Indonesia Has Gallons of Optimism, but is it Realistic?
Retno Ayuningtyas & Wiyono
The government remains optimistic that the country will hit its production target of 1 million barrels of crude oil per day as soon as three years from now on increases in investment in the sector, energy ministry officials say.
According to data from upstream oil and gas regulator BPMigas, crude oil production since 2007 has fallen to less than 1 million barrels per day due to aging production facilities as well as a natural decline in output. Production dropped to 954,000 bpd in 2007 from 1 million bpd in 2006. It rose slightly in 2008 to 977,000 bpd but fell to 949,000 bpd in 2009, 945,000 bpd in 2010 and 902,000 bpd in 2011.
The decline is predicted to continue in the next two years, with government estimates at 894,000 bpd and 891,000 bpd for this year and 2013, respectively. Production next year might be the smallest in at least 10 years, based on an official’s projection.
“We will ramp it up again back to 1 million bpd level” in 2015 and 2016, Jero Wacik, the energy minister, said in a hearing at the House of Representatives on Monday.
He said the government aimed to reduce the pace of natural oil production decline from 13 percent per year to just 3 percent per year with new technology.
Furthermore, the minister said “there will be some additional production from oil and gas projects.” He did not elaborate.
However, Rudi Rubaindini, BPMigas’s deputy chairman for operational control, said there would be additional crude production from 13 new oil and gas projects, including the development of the Mahakam block by Total E&P Indonesie and North Duri Development Area 13 by Chevron Pacific Indonesia.
There will also be more production from two existing fields — Lapangan Rantau and Talang Jimar — both operated by state oil and gas company Pertamina.
In 2014, Indonesia is targeting crude production to rise to 986,000 bpd. In 2015 and 2016, Indonesia could regain its 1 million bpd crude oil production status with production eyed at 1.017 million bpd and 1.019 million bpd respectively.
There is no specific data on investment in each of these projects.
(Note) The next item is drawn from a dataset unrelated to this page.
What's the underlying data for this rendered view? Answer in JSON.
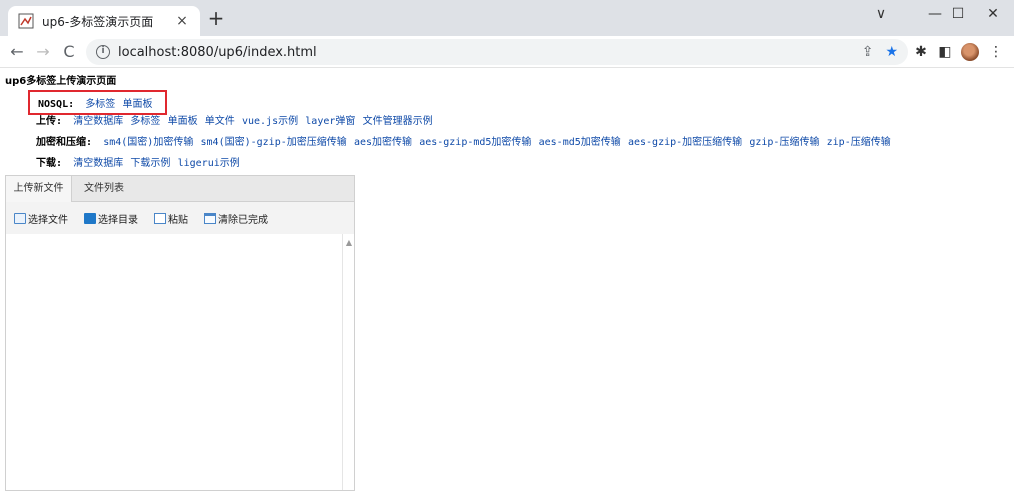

But according to BPMigas data, investment in the upstream oil and gas sector has experienced a rising trend since 2002.
Including the forecast for 2012, which sets a target of investment in the sector at $15 billion, oil and gas producers will have tripled the money they poured into the sector since 2002, when investment in the sector reached $4.7 billion. It gradually increased to $13.7 billion last year.
However, industry analysts warn that despite investment appearing to be on the rise, it is not enough to ramp up production back to the 1 million bpd level.
Oil analyst Kurtubi said Indonesia needed more investment in the sector to boost oil discovery. The government, he said, needs to rearrange its oil and gas policy and regulations in order to make it more friendly to investors.
Kurtubi said current oil reserves stand at 4.2 billion barrels and have never exceeded that. At current rate of production, without discovery of new fields, reserves would be depleted after 12 years, he said.
“Make a better and more simple oil and gas law to make it easier for investors to come in and work on oil and gas reserves,” Kurtubi also advised. He suggested investment procedures in the field should also be simplified and investors should only be taxed after they start production.
Oil and gas director general Evita Legowo said the government was trying to make investing in the sector more attractive to potential investors.
“Production sharing is now at 85:15, but we will provide a better portion,” Evita said. She said the size of the portion for the investor would depend on the degree of difficulty in the mining operation.
The government said it was considering waiving land and building tax for offshore projects.